(Website and app data records)
- - - - -

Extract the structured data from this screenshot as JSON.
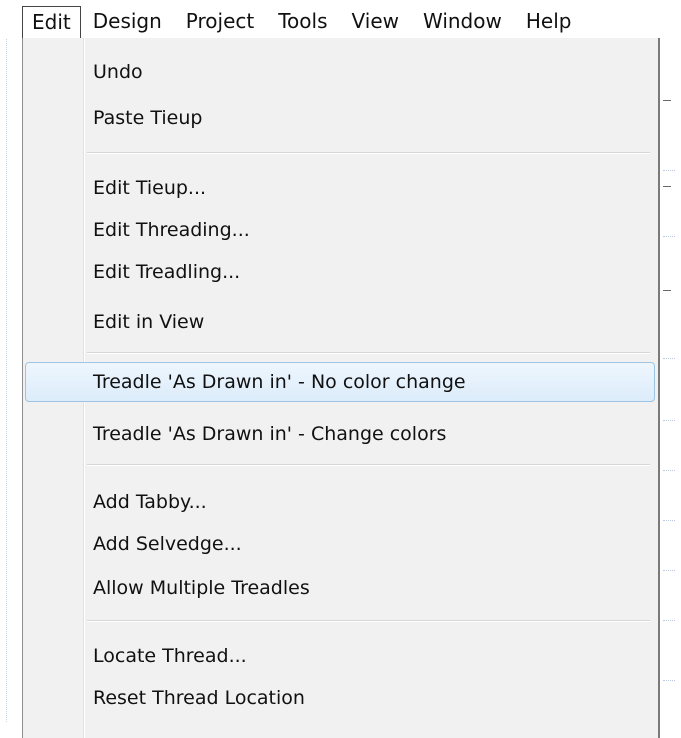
{
  "menubar": {
    "items": [
      {
        "label": "Edit"
      },
      {
        "label": "Design"
      },
      {
        "label": "Project"
      },
      {
        "label": "Tools"
      },
      {
        "label": "View"
      },
      {
        "label": "Window"
      },
      {
        "label": "Help"
      }
    ]
  },
  "edit_menu": {
    "items": [
      {
        "label": "Undo"
      },
      {
        "label": "Paste Tieup"
      },
      {
        "label": "Edit Tieup..."
      },
      {
        "label": "Edit Threading..."
      },
      {
        "label": "Edit Treadling..."
      },
      {
        "label": "Edit in View"
      },
      {
        "label": "Treadle 'As Drawn in' -  No color change",
        "highlighted": true
      },
      {
        "label": "Treadle 'As Drawn in' - Change colors"
      },
      {
        "label": "Add Tabby..."
      },
      {
        "label": "Add Selvedge..."
      },
      {
        "label": "Allow Multiple Treadles"
      },
      {
        "label": "Locate Thread..."
      },
      {
        "label": "Reset Thread Location"
      }
    ]
  },
  "colors": {
    "menu_background": "#f1f1f1",
    "highlight_border": "#9ec4e3",
    "highlight_fill": "#dcecfa"
  }
}
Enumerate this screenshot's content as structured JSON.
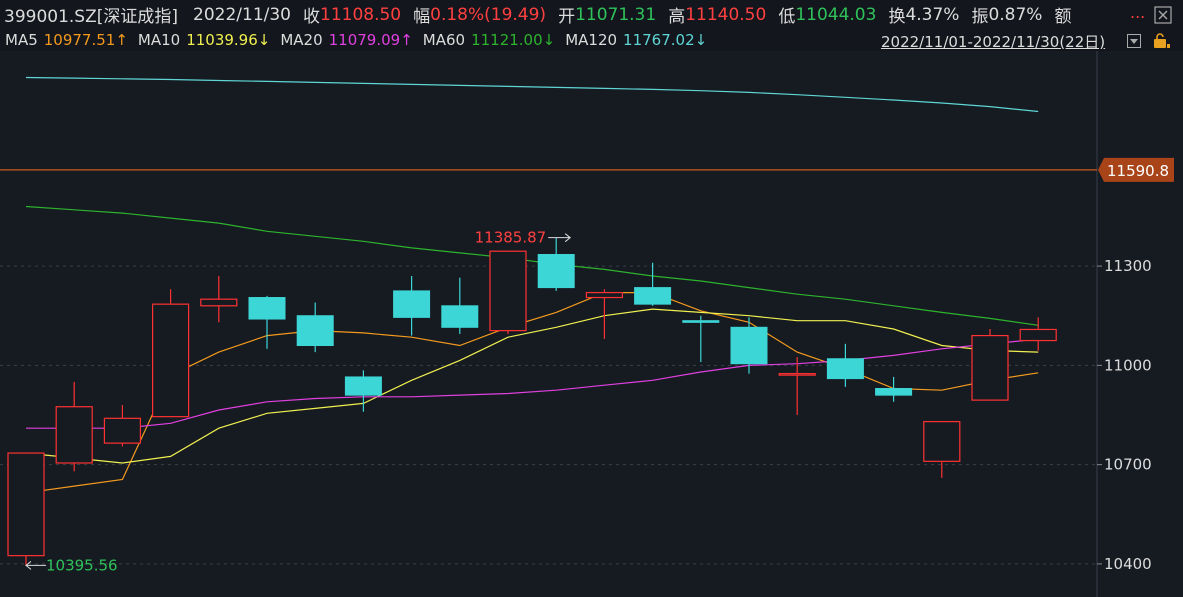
{
  "header": {
    "code": "399001.SZ[深证成指]",
    "date": "2022/11/30",
    "close_label": "收",
    "close_value": "11108.50",
    "change_label": "幅",
    "change_value": "0.18%(19.49)",
    "open_label": "开",
    "open_value": "11071.31",
    "high_label": "高",
    "high_value": "11140.50",
    "low_label": "低",
    "low_value": "11044.03",
    "turnover_label": "换",
    "turnover_value": "4.37%",
    "amplitude_label": "振",
    "amplitude_value": "0.87%",
    "amount_label": "额",
    "more_label": "..."
  },
  "ma_bar": {
    "ma5_label": "MA5",
    "ma5_value": "10977.51↑",
    "ma10_label": "MA10",
    "ma10_value": "11039.96↓",
    "ma20_label": "MA20",
    "ma20_value": "11079.09↑",
    "ma60_label": "MA60",
    "ma60_value": "11121.00↓",
    "ma120_label": "MA120",
    "ma120_value": "11767.02↓",
    "range_label": "2022/11/01-2022/11/30(22日)"
  },
  "colors": {
    "up": "#ff3232",
    "down": "#3dd6d6",
    "ma5": "#f39a1e",
    "ma10": "#f0f050",
    "ma20": "#e040e0",
    "ma60": "#2db32d",
    "ma120": "#5fd6d6",
    "price_line": "#c85a1e",
    "grid": "#3a3f4a",
    "background": "#161a21"
  },
  "icons": {
    "close": "window-close-icon",
    "dropdown": "dropdown-arrow-icon",
    "lock": "lock-icon"
  },
  "chart_data": {
    "type": "candlestick",
    "ylim": [
      10300,
      11950
    ],
    "y_ticks": [
      10400,
      10700,
      11000,
      11300
    ],
    "current_price_line": 11590.8,
    "current_price_label": "11590.8",
    "max_label": "11385.87",
    "min_label": "10395.56",
    "candles": [
      {
        "open": 10425,
        "high": 10735,
        "low": 10395.56,
        "close": 10735
      },
      {
        "open": 10705,
        "high": 10950,
        "low": 10680,
        "close": 10875
      },
      {
        "open": 10765,
        "high": 10880,
        "low": 10755,
        "close": 10840
      },
      {
        "open": 10845,
        "high": 11230,
        "low": 10845,
        "close": 11185
      },
      {
        "open": 11180,
        "high": 11270,
        "low": 11130,
        "close": 11200
      },
      {
        "open": 11205,
        "high": 11210,
        "low": 11050,
        "close": 11140
      },
      {
        "open": 11150,
        "high": 11190,
        "low": 11040,
        "close": 11060
      },
      {
        "open": 10965,
        "high": 10985,
        "low": 10860,
        "close": 10910
      },
      {
        "open": 11225,
        "high": 11270,
        "low": 11090,
        "close": 11145
      },
      {
        "open": 11180,
        "high": 11265,
        "low": 11095,
        "close": 11115
      },
      {
        "open": 11105,
        "high": 11345,
        "low": 11095,
        "close": 11345
      },
      {
        "open": 11335,
        "high": 11385.87,
        "low": 11225,
        "close": 11235
      },
      {
        "open": 11205,
        "high": 11230,
        "low": 11080,
        "close": 11220
      },
      {
        "open": 11235,
        "high": 11310,
        "low": 11180,
        "close": 11185
      },
      {
        "open": 11135,
        "high": 11150,
        "low": 11010,
        "close": 11130
      },
      {
        "open": 11115,
        "high": 11145,
        "low": 10975,
        "close": 11005
      },
      {
        "open": 10975,
        "high": 11025,
        "low": 10850,
        "close": 10975
      },
      {
        "open": 11020,
        "high": 11065,
        "low": 10935,
        "close": 10960
      },
      {
        "open": 10930,
        "high": 10965,
        "low": 10890,
        "close": 10910
      },
      {
        "open": 10710,
        "high": 10830,
        "low": 10660,
        "close": 10830
      },
      {
        "open": 10895,
        "high": 11110,
        "low": 10895,
        "close": 11090
      },
      {
        "open": 11075,
        "high": 11145,
        "low": 11044,
        "close": 11108.5
      }
    ],
    "series": [
      {
        "name": "MA5",
        "values": [
          10615,
          10635,
          10655,
          10970,
          11040,
          11090,
          11105,
          11098,
          11085,
          11060,
          11115,
          11160,
          11220,
          11220,
          11165,
          11130,
          11040,
          10990,
          10930,
          10925,
          10955,
          10977.51
        ]
      },
      {
        "name": "MA10",
        "values": [
          10735,
          10720,
          10705,
          10725,
          10810,
          10855,
          10870,
          10885,
          10955,
          11015,
          11085,
          11115,
          11150,
          11170,
          11160,
          11150,
          11135,
          11135,
          11110,
          11060,
          11045,
          11039.96
        ]
      },
      {
        "name": "MA20",
        "values": [
          10810,
          10810,
          10810,
          10825,
          10865,
          10890,
          10900,
          10905,
          10905,
          10910,
          10915,
          10925,
          10940,
          10955,
          10980,
          11000,
          11005,
          11015,
          11030,
          11050,
          11065,
          11079.09
        ]
      },
      {
        "name": "MA60",
        "values": [
          11480,
          11470,
          11460,
          11445,
          11430,
          11405,
          11390,
          11375,
          11355,
          11340,
          11325,
          11305,
          11290,
          11270,
          11255,
          11235,
          11215,
          11200,
          11180,
          11160,
          11142,
          11121.0
        ]
      },
      {
        "name": "MA120",
        "values": [
          11870,
          11868,
          11866,
          11864,
          11861,
          11858,
          11855,
          11852,
          11849,
          11846,
          11843,
          11840,
          11837,
          11834,
          11830,
          11825,
          11818,
          11810,
          11802,
          11793,
          11782,
          11767.02
        ]
      }
    ]
  }
}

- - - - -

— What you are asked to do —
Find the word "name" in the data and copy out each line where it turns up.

— Result —
        "name": "MA5",
        "name": "MA10",
        "name": "MA20",
        "name": "MA60",
        "name": "MA120",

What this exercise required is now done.